Armistice. The suspension of fighting pending a definite peace settlement: the term refers either to an agreement between belligerents, or to the condition existing during the term of that agreement. Armistice must be distinguished from •capitulation and *surrender, in that it is essentially bilateral, with mutual concessions and mutual restrictions, and from a treaty of peace, in that it does not end the legal state of war. , by military commanders. g. those against Germany and Japan in the Second World War) ends to the disadvantage of the vanquished, though not necessarily to the advantage of the victor.
Greek: rule by the best. • Aristotle contrasted aristocracy, in which virtue is the title to power, with *oligarchy, in which the title resides in wealth. Both are forms of 'rule by the few', but only in the former case is rule by the few in the interests of the many. Aristotle's concern was with an *ideal type; nevertheless it is normal to make a corresponding distinction among actual governments, between those where power belongs to a minority *class with hereditary privileges (aristocracy), and those where power belongs to a minority group or party, without hereditary restrictions on membership (oligarchy).

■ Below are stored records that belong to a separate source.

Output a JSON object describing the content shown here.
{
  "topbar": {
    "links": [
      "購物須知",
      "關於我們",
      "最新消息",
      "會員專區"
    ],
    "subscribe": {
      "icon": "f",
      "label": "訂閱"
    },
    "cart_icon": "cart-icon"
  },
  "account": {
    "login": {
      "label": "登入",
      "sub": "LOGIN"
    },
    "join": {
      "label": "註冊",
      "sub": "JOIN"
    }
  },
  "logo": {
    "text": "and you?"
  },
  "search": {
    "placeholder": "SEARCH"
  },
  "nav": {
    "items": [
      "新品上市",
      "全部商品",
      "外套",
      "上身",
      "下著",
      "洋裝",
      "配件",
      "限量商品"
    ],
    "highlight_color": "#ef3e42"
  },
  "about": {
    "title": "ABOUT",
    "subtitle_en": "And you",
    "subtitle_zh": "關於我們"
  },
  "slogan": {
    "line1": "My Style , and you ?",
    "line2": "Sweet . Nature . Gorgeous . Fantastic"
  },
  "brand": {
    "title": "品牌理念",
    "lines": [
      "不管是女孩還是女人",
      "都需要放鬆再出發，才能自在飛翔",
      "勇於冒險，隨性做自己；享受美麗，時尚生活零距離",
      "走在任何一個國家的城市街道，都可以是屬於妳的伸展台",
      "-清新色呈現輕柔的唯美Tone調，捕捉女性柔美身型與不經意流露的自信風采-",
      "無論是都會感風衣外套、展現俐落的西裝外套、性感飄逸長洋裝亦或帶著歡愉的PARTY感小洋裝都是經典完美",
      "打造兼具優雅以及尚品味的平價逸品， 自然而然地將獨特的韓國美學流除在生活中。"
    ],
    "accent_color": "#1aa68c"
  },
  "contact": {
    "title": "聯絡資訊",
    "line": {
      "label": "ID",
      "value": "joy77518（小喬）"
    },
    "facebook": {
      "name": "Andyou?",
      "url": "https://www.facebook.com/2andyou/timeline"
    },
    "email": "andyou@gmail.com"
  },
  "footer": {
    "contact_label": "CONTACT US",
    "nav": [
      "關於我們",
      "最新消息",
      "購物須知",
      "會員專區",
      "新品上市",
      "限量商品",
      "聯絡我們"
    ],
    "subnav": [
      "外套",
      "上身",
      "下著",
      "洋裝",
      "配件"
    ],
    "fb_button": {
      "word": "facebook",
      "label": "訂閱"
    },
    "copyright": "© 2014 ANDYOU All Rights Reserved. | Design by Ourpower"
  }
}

Many who do not think that there is such a thing as authority, nevertheless think that we ought to preserve our belief in it, perhaps on grounds of *utility, or public order. The following three observations relate severally to the three questions distinguished: (i) The causes of the belief in authority are more varied than Weber's division suggests. *Habit is one cause, *custom another (both subsumed under *tradition by Weber). It may even be that the rational perception of a genuine and objec= tively existing *right of government is also the explanation of the belief in it.